Pick out each line below containing "title".

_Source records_
-- Opening Marker --

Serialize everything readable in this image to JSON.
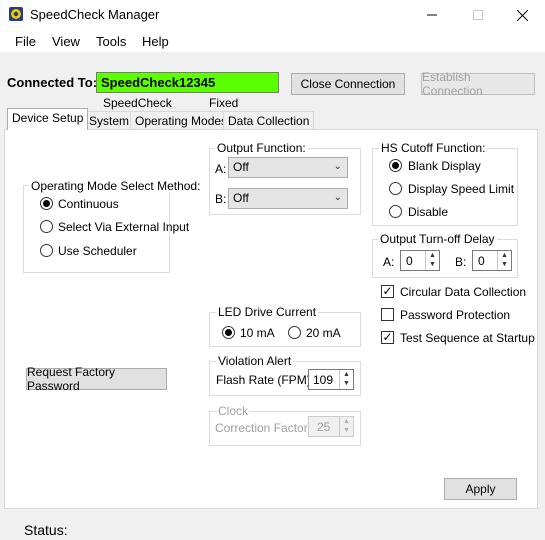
{
  "window": {
    "title": "SpeedCheck Manager",
    "icon": "app-logo-icon",
    "controls": [
      "minimize-icon",
      "maximize-icon",
      "close-icon"
    ]
  },
  "menu": {
    "file": "File",
    "view": "View",
    "tools": "Tools",
    "help": "Help"
  },
  "connection": {
    "label": "Connected To:",
    "device_id": "SpeedCheck12345",
    "close_button": "Close Connection",
    "establish_button": "Establish Connection",
    "device_name": "SpeedCheck",
    "device_mode": "Fixed",
    "field_color": "#5cff00"
  },
  "tabs": {
    "device_setup": "Device Setup",
    "system": "System",
    "operating_modes": "Operating Modes",
    "data_collection": "Data Collection"
  },
  "operating_mode": {
    "title": "Operating Mode Select Method:",
    "continuous": "Continuous",
    "external": "Select Via External Input",
    "scheduler": "Use Scheduler",
    "selected": "continuous"
  },
  "output_function": {
    "title": "Output Function:",
    "a_label": "A:",
    "a_value": "Off",
    "b_label": "B:",
    "b_value": "Off"
  },
  "hs_cutoff": {
    "title": "HS Cutoff Function:",
    "blank": "Blank Display",
    "speed_limit": "Display Speed Limit",
    "disable": "Disable",
    "selected": "blank"
  },
  "turnoff_delay": {
    "title": "Output Turn-off Delay",
    "a_label": "A:",
    "a_value": "0",
    "b_label": "B:",
    "b_value": "0"
  },
  "options": {
    "circular": "Circular Data Collection",
    "circular_checked": true,
    "password": "Password Protection",
    "password_checked": false,
    "test_sequence": "Test Sequence at Startup",
    "test_sequence_checked": true
  },
  "led_drive": {
    "title": "LED Drive Current",
    "opt_10": "10 mA",
    "opt_20": "20 mA",
    "selected": "10"
  },
  "violation": {
    "title": "Violation Alert",
    "flash_label": "Flash Rate (FPM):",
    "flash_value": "109"
  },
  "clock": {
    "title": "Clock",
    "correction_label": "Correction Factor:",
    "correction_value": "25"
  },
  "buttons": {
    "factory_password": "Request Factory Password",
    "apply": "Apply"
  },
  "status": {
    "label": "Status:"
  }
}
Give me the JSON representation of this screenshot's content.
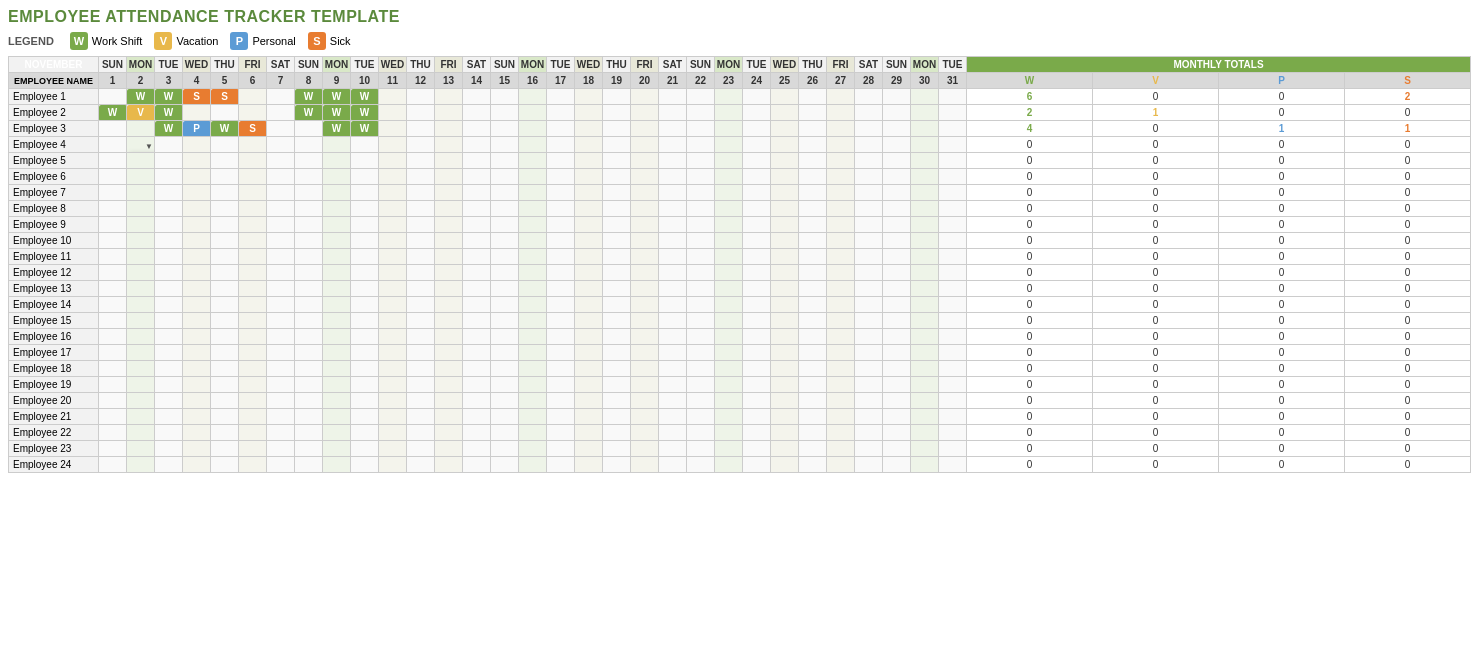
{
  "title": "EMPLOYEE ATTENDANCE TRACKER TEMPLATE",
  "legend": {
    "label": "LEGEND",
    "items": [
      {
        "key": "W",
        "label": "Work Shift",
        "class": "badge-w"
      },
      {
        "key": "V",
        "label": "Vacation",
        "class": "badge-v"
      },
      {
        "key": "P",
        "label": "Personal",
        "class": "badge-p"
      },
      {
        "key": "S",
        "label": "Sick",
        "class": "badge-s"
      }
    ]
  },
  "month": "NOVEMBER",
  "monthly_totals_label": "MONTHLY TOTALS",
  "col_headers": {
    "employee_name": "EMPLOYEE NAME",
    "totals": [
      "W",
      "V",
      "P",
      "S"
    ]
  },
  "week_days": [
    "SUN",
    "MON",
    "TUE",
    "WED",
    "THU",
    "FRI",
    "SAT"
  ],
  "day_numbers": [
    1,
    2,
    3,
    4,
    5,
    6,
    7,
    8,
    9,
    10,
    11,
    12,
    13,
    14,
    15,
    16,
    17,
    18,
    19,
    20,
    21,
    22,
    23,
    24,
    25,
    26,
    27,
    28,
    29,
    30,
    31
  ],
  "employees": [
    {
      "name": "Employee 1",
      "days": {
        "2": "w",
        "3": "w",
        "4": "s",
        "5": "s",
        "8": "w",
        "9": "w",
        "10": "w"
      },
      "totals": {
        "w": 6,
        "v": 0,
        "p": 0,
        "s": 2
      }
    },
    {
      "name": "Employee 2",
      "days": {
        "1": "w",
        "2": "v",
        "3": "w",
        "8": "w",
        "9": "w",
        "10": "w"
      },
      "totals": {
        "w": 2,
        "v": 1,
        "p": 0,
        "s": 0
      }
    },
    {
      "name": "Employee 3",
      "days": {
        "3": "w",
        "4": "p",
        "5": "w",
        "6": "s",
        "9": "w",
        "10": "w"
      },
      "totals": {
        "w": 4,
        "v": 0,
        "p": 1,
        "s": 1
      }
    },
    {
      "name": "Employee 4",
      "days": {},
      "totals": {
        "w": 0,
        "v": 0,
        "p": 0,
        "s": 0
      },
      "dropdown": true,
      "dropdown_cell": "2"
    },
    {
      "name": "Employee 5",
      "days": {},
      "totals": {
        "w": 0,
        "v": 0,
        "p": 0,
        "s": 0
      }
    },
    {
      "name": "Employee 6",
      "days": {},
      "totals": {
        "w": 0,
        "v": 0,
        "p": 0,
        "s": 0
      }
    },
    {
      "name": "Employee 7",
      "days": {},
      "totals": {
        "w": 0,
        "v": 0,
        "p": 0,
        "s": 0
      }
    },
    {
      "name": "Employee 8",
      "days": {},
      "totals": {
        "w": 0,
        "v": 0,
        "p": 0,
        "s": 0
      }
    },
    {
      "name": "Employee 9",
      "days": {},
      "totals": {
        "w": 0,
        "v": 0,
        "p": 0,
        "s": 0
      }
    },
    {
      "name": "Employee 10",
      "days": {},
      "totals": {
        "w": 0,
        "v": 0,
        "p": 0,
        "s": 0
      }
    },
    {
      "name": "Employee 11",
      "days": {},
      "totals": {
        "w": 0,
        "v": 0,
        "p": 0,
        "s": 0
      }
    },
    {
      "name": "Employee 12",
      "days": {},
      "totals": {
        "w": 0,
        "v": 0,
        "p": 0,
        "s": 0
      }
    },
    {
      "name": "Employee 13",
      "days": {},
      "totals": {
        "w": 0,
        "v": 0,
        "p": 0,
        "s": 0
      }
    },
    {
      "name": "Employee 14",
      "days": {},
      "totals": {
        "w": 0,
        "v": 0,
        "p": 0,
        "s": 0
      }
    },
    {
      "name": "Employee 15",
      "days": {},
      "totals": {
        "w": 0,
        "v": 0,
        "p": 0,
        "s": 0
      }
    },
    {
      "name": "Employee 16",
      "days": {},
      "totals": {
        "w": 0,
        "v": 0,
        "p": 0,
        "s": 0
      }
    },
    {
      "name": "Employee 17",
      "days": {},
      "totals": {
        "w": 0,
        "v": 0,
        "p": 0,
        "s": 0
      }
    },
    {
      "name": "Employee 18",
      "days": {},
      "totals": {
        "w": 0,
        "v": 0,
        "p": 0,
        "s": 0
      }
    },
    {
      "name": "Employee 19",
      "days": {},
      "totals": {
        "w": 0,
        "v": 0,
        "p": 0,
        "s": 0
      }
    },
    {
      "name": "Employee 20",
      "days": {},
      "totals": {
        "w": 0,
        "v": 0,
        "p": 0,
        "s": 0
      }
    },
    {
      "name": "Employee 21",
      "days": {},
      "totals": {
        "w": 0,
        "v": 0,
        "p": 0,
        "s": 0
      }
    },
    {
      "name": "Employee 22",
      "days": {},
      "totals": {
        "w": 0,
        "v": 0,
        "p": 0,
        "s": 0
      }
    },
    {
      "name": "Employee 23",
      "days": {},
      "totals": {
        "w": 0,
        "v": 0,
        "p": 0,
        "s": 0
      }
    },
    {
      "name": "Employee 24",
      "days": {},
      "totals": {
        "w": 0,
        "v": 0,
        "p": 0,
        "s": 0
      }
    }
  ],
  "dropdown_options": [
    "W",
    "V",
    "P",
    "S"
  ]
}
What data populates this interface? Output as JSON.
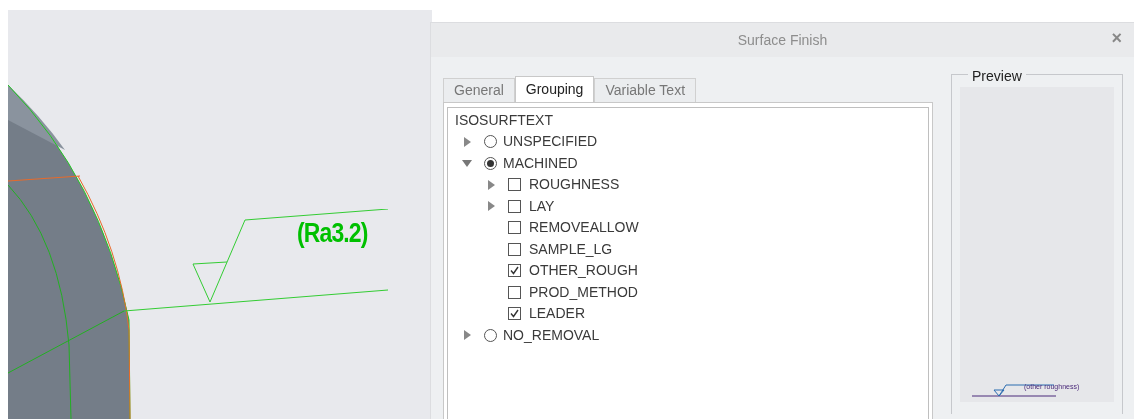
{
  "viewport": {
    "annotation": "(Ra3.2)"
  },
  "dialog": {
    "title": "Surface Finish",
    "close": "×",
    "tabs": [
      {
        "label": "General",
        "selected": false
      },
      {
        "label": "Grouping",
        "selected": true
      },
      {
        "label": "Variable Text",
        "selected": false
      }
    ],
    "tree": {
      "label": "ISOSURFTEXT",
      "children": [
        {
          "kind": "radio",
          "label": "UNSPECIFIED",
          "selected": false,
          "expanded": false
        },
        {
          "kind": "radio",
          "label": "MACHINED",
          "selected": true,
          "expanded": true,
          "children": [
            {
              "kind": "checkbox",
              "label": "ROUGHNESS",
              "checked": false,
              "expanded": false
            },
            {
              "kind": "checkbox",
              "label": "LAY",
              "checked": false,
              "expanded": false
            },
            {
              "kind": "checkbox",
              "label": "REMOVEALLOW",
              "checked": false
            },
            {
              "kind": "checkbox",
              "label": "SAMPLE_LG",
              "checked": false
            },
            {
              "kind": "checkbox",
              "label": "OTHER_ROUGH",
              "checked": true
            },
            {
              "kind": "checkbox",
              "label": "PROD_METHOD",
              "checked": false
            },
            {
              "kind": "checkbox",
              "label": "LEADER",
              "checked": true
            }
          ]
        },
        {
          "kind": "radio",
          "label": "NO_REMOVAL",
          "selected": false,
          "expanded": false
        }
      ]
    },
    "preview": {
      "title": "Preview",
      "symbol_text": "(other roughness)"
    }
  }
}
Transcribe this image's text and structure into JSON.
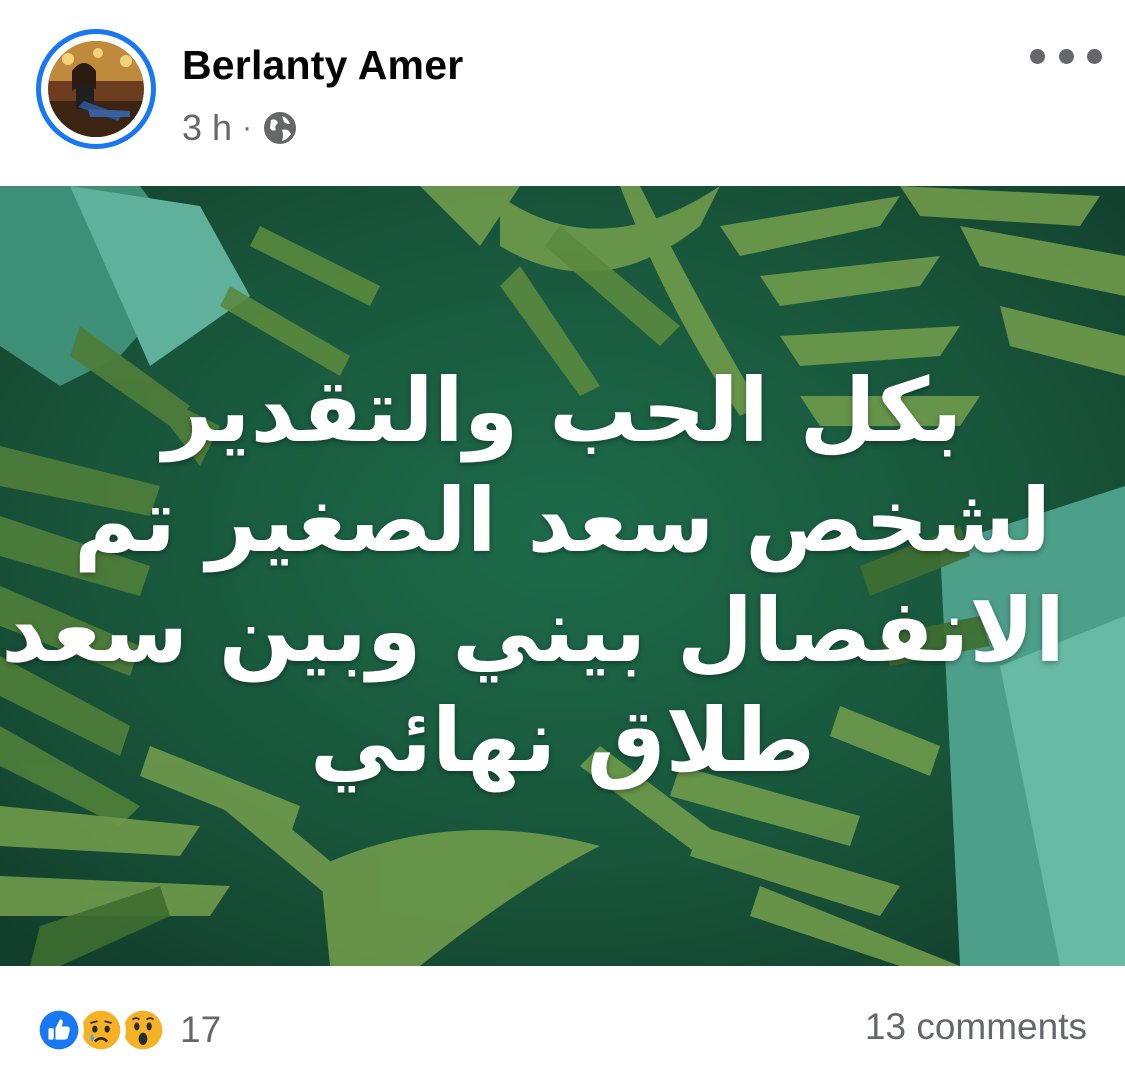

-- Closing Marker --

_Solution for this exercise_
    "title": "SpeedCheck Manager",
    "title": "Operating Mode Select Method:",
    "title": "Output Function:",
    "title": "HS Cutoff Function:",
    "title": "Output Turn-off Delay",
    "title": "LED Drive Current",
    "title": "Violation Alert",
    "title": "Clock",
  "title": "EMPLOYEE ATTENDANCE TRACKER TEMPLATE",
    "title": "Surface Finish",
      "title": "Preview",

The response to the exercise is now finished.